#### Activity:
Would you copy each line of the records that includes the word "strA"?

Dataset rows for apps and sites
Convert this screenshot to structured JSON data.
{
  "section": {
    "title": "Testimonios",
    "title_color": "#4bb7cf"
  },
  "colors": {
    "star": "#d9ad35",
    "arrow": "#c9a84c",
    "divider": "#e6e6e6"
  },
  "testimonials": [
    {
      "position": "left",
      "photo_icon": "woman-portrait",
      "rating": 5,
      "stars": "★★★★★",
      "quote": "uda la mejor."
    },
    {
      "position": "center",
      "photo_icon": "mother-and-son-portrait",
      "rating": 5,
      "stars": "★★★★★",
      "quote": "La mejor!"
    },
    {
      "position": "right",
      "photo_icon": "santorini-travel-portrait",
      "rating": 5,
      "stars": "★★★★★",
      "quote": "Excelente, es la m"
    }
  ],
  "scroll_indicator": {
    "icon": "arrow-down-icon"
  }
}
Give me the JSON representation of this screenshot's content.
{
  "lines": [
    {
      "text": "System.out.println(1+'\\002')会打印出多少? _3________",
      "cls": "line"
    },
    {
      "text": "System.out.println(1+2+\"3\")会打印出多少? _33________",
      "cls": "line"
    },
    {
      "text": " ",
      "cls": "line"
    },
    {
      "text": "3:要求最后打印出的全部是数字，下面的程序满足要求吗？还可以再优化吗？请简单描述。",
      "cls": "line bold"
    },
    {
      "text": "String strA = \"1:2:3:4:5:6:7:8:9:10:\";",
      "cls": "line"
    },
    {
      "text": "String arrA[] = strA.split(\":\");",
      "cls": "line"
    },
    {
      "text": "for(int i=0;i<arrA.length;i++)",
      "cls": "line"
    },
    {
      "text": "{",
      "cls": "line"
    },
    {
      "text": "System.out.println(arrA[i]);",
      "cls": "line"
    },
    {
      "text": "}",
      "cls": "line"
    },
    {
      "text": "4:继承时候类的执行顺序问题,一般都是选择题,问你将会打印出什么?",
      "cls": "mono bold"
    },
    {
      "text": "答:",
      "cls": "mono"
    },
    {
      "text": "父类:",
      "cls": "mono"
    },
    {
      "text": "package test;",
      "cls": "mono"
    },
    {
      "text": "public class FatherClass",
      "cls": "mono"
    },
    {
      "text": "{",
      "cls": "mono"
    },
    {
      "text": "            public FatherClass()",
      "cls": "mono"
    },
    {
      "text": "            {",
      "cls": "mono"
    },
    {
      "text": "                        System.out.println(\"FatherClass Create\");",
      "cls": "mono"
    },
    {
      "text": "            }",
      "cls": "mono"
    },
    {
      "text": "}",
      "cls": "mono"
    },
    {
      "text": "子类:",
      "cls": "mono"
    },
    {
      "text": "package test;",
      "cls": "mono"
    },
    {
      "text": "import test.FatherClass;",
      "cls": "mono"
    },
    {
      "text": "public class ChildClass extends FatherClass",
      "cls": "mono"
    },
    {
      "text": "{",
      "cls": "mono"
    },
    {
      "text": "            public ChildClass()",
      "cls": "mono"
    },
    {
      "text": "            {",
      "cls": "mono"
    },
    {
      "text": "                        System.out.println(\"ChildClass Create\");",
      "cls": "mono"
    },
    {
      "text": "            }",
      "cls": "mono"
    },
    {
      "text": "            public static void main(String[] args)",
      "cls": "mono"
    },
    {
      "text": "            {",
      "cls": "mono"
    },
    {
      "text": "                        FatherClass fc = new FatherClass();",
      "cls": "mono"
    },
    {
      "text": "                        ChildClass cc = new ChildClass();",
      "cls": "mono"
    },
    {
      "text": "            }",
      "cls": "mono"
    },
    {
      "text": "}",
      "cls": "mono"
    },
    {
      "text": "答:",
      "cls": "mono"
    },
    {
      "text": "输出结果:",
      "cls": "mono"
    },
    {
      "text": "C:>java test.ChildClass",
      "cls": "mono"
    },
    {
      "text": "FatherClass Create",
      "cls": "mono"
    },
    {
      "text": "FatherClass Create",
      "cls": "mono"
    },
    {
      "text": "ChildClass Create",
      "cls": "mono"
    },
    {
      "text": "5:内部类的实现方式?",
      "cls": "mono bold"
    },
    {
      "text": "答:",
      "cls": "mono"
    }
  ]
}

#### Exercise response:
      "text": "String strA = \"1:2:3:4:5:6:7:8:9:10:\";",
      "text": "String arrA[] = strA.split(\":\");",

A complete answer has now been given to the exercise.